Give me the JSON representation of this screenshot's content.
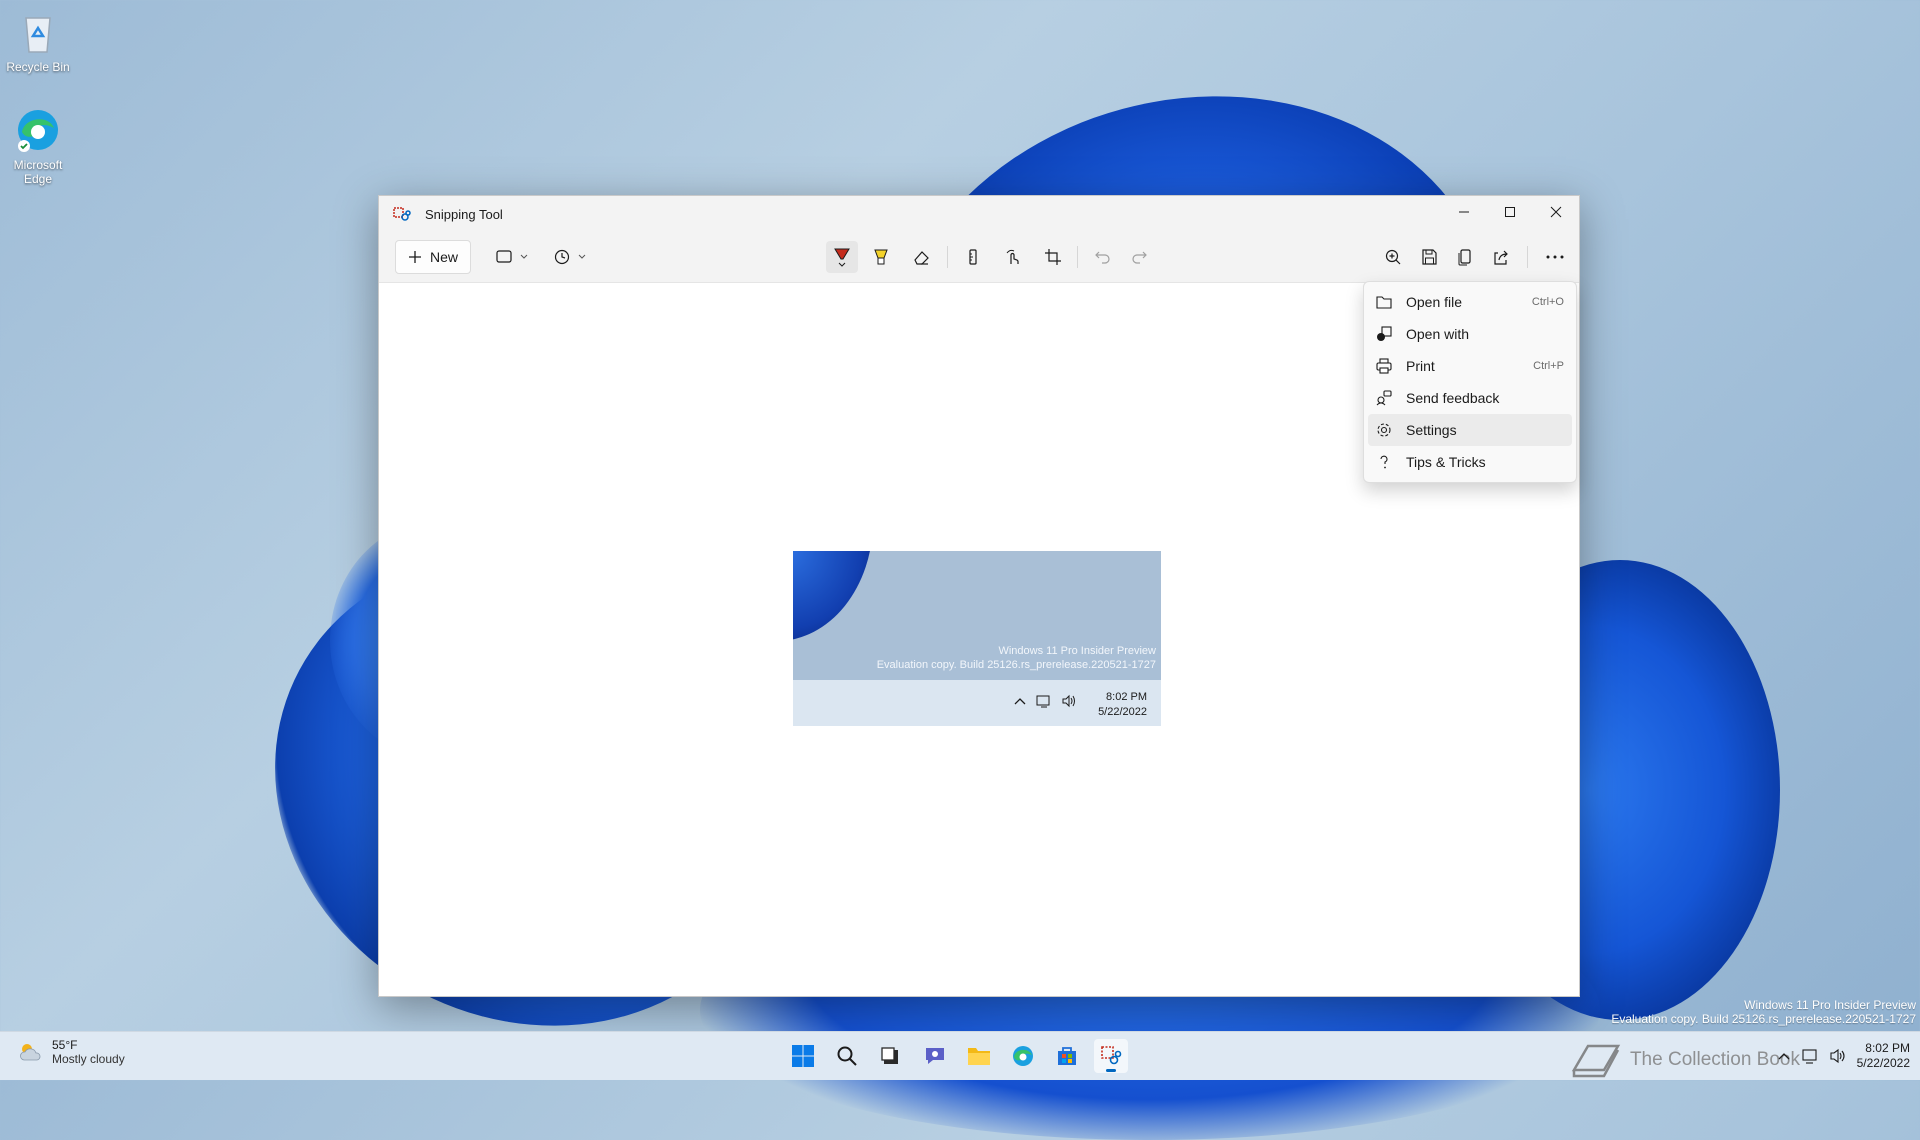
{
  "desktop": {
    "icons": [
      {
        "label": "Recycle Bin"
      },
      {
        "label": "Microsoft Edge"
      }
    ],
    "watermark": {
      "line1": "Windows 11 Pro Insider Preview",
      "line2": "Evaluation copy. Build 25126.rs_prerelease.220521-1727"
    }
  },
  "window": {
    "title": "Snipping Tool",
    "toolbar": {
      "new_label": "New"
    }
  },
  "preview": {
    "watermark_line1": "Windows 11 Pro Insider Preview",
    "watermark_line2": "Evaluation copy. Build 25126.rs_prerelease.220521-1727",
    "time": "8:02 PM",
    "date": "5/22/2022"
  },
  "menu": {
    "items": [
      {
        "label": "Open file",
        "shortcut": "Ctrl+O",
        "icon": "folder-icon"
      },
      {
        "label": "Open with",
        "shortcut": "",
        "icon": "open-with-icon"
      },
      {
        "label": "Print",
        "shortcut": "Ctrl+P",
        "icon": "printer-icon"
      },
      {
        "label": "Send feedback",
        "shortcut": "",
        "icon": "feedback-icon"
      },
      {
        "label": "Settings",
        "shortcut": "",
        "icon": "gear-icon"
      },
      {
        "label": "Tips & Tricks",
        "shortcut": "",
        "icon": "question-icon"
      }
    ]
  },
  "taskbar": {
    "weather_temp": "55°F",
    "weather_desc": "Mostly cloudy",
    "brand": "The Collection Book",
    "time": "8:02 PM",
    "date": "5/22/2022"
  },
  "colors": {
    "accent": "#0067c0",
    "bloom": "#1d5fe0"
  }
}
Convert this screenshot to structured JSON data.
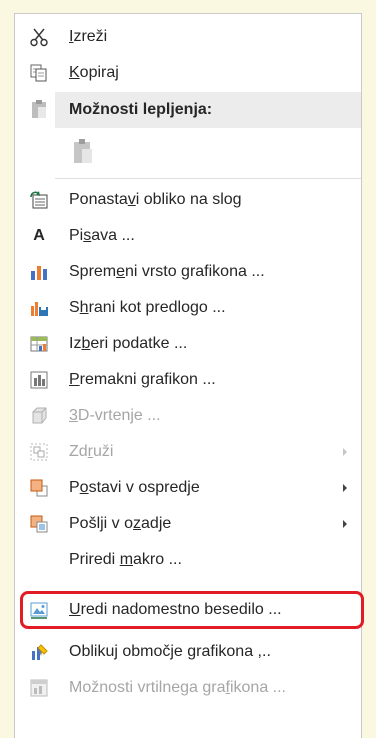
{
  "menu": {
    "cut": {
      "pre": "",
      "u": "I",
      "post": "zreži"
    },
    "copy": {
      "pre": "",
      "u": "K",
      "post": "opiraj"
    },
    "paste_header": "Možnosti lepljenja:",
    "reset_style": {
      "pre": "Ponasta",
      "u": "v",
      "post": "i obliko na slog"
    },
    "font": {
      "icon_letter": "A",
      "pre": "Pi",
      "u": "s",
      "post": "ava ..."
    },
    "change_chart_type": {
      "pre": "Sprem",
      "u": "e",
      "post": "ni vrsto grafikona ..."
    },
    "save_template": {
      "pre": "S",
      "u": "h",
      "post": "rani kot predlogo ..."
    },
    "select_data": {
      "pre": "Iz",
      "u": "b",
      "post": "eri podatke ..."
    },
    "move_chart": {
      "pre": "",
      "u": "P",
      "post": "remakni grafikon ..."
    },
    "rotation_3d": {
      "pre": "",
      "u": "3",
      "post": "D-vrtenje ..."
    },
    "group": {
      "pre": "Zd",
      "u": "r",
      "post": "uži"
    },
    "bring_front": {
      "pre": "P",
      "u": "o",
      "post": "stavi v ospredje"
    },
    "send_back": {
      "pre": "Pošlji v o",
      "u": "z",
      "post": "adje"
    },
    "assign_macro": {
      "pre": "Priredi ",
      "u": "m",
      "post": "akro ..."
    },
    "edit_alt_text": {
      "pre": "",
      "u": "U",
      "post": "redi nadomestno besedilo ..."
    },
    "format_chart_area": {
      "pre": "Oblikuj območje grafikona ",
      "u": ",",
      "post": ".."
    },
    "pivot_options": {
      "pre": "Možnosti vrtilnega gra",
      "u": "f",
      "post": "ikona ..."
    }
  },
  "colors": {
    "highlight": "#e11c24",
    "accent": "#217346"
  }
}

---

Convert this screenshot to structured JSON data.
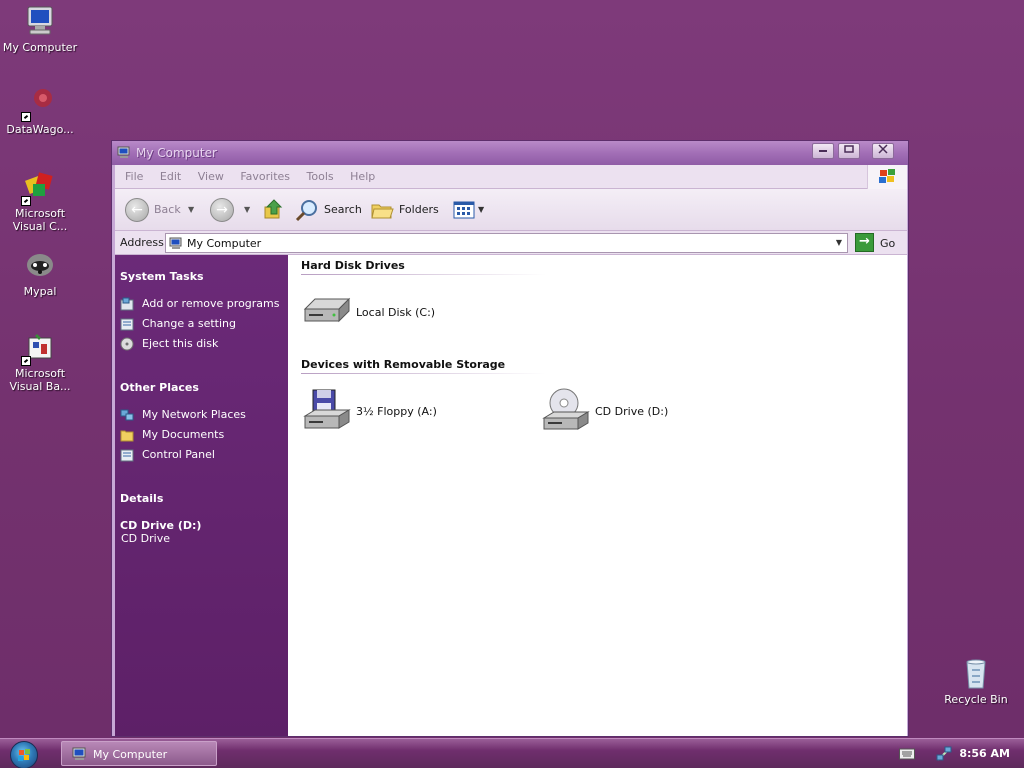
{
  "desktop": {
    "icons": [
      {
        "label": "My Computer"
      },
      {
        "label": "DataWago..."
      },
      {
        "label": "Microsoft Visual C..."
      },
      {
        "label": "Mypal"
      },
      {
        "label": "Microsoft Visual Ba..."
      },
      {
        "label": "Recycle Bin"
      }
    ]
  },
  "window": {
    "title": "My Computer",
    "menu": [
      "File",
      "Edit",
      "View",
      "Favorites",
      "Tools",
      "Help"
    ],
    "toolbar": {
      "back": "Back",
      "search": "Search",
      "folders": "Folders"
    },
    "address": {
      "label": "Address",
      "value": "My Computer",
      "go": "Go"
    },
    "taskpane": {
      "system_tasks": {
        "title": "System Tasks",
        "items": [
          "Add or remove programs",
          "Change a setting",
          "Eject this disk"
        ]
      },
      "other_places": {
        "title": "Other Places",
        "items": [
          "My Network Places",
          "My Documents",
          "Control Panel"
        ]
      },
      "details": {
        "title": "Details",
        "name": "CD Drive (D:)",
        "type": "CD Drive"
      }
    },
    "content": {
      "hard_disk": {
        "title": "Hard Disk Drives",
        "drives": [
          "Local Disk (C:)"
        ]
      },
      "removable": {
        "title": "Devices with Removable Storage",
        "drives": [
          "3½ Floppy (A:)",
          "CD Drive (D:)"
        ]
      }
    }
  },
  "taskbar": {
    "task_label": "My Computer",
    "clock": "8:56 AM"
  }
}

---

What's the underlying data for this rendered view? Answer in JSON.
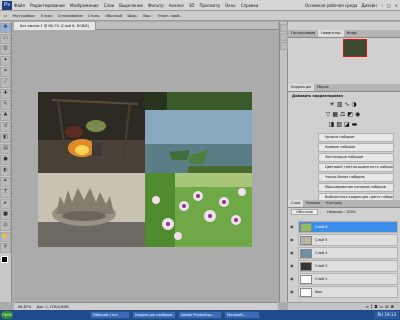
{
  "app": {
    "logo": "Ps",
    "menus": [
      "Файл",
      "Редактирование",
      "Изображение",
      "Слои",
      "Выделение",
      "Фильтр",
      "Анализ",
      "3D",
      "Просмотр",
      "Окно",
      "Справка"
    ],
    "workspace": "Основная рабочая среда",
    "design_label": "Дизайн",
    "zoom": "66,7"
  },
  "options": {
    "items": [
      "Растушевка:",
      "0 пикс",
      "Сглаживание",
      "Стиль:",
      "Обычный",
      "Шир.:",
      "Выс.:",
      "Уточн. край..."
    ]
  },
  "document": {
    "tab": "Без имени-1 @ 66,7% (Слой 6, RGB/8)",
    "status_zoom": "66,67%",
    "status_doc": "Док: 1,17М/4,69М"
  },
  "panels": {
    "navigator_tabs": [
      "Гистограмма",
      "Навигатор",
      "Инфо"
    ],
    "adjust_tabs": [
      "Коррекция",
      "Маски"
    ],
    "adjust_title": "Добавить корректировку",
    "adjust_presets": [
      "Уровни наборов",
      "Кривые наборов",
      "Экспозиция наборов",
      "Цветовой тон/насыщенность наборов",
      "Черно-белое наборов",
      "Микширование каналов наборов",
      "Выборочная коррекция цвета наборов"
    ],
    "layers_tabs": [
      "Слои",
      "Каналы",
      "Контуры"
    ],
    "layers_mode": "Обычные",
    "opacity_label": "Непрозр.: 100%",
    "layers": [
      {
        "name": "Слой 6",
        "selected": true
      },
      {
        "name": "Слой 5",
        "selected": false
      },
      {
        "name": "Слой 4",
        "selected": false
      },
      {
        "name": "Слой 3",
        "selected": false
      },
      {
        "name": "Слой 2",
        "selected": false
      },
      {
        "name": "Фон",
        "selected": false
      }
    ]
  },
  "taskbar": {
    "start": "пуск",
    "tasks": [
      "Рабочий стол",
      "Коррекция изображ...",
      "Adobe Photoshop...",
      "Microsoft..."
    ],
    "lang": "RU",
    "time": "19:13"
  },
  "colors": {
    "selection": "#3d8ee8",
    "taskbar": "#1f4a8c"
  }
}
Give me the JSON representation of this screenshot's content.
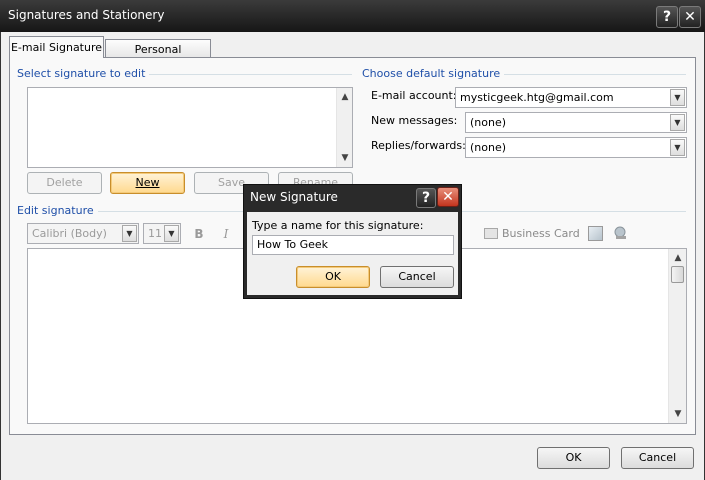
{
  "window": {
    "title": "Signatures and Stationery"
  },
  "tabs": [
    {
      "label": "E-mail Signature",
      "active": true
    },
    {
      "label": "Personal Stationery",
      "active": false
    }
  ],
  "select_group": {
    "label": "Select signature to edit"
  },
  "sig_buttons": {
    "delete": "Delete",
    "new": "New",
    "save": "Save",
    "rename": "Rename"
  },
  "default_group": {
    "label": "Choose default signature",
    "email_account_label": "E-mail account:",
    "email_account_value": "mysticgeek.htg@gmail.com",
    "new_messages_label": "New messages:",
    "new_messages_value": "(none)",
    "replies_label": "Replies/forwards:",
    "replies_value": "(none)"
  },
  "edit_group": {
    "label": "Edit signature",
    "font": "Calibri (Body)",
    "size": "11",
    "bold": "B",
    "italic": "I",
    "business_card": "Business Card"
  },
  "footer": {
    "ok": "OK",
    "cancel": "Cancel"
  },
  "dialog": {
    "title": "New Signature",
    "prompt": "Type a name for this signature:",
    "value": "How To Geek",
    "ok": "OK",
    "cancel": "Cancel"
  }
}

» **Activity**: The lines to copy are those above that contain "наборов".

» **Solution to the exercise**:
      "Уровни наборов",
      "Кривые наборов",
      "Экспозиция наборов",
      "Цветовой тон/насыщенность наборов",
      "Черно-белое наборов",
      "Микширование каналов наборов",
      "Выборочная коррекция цвета наборов"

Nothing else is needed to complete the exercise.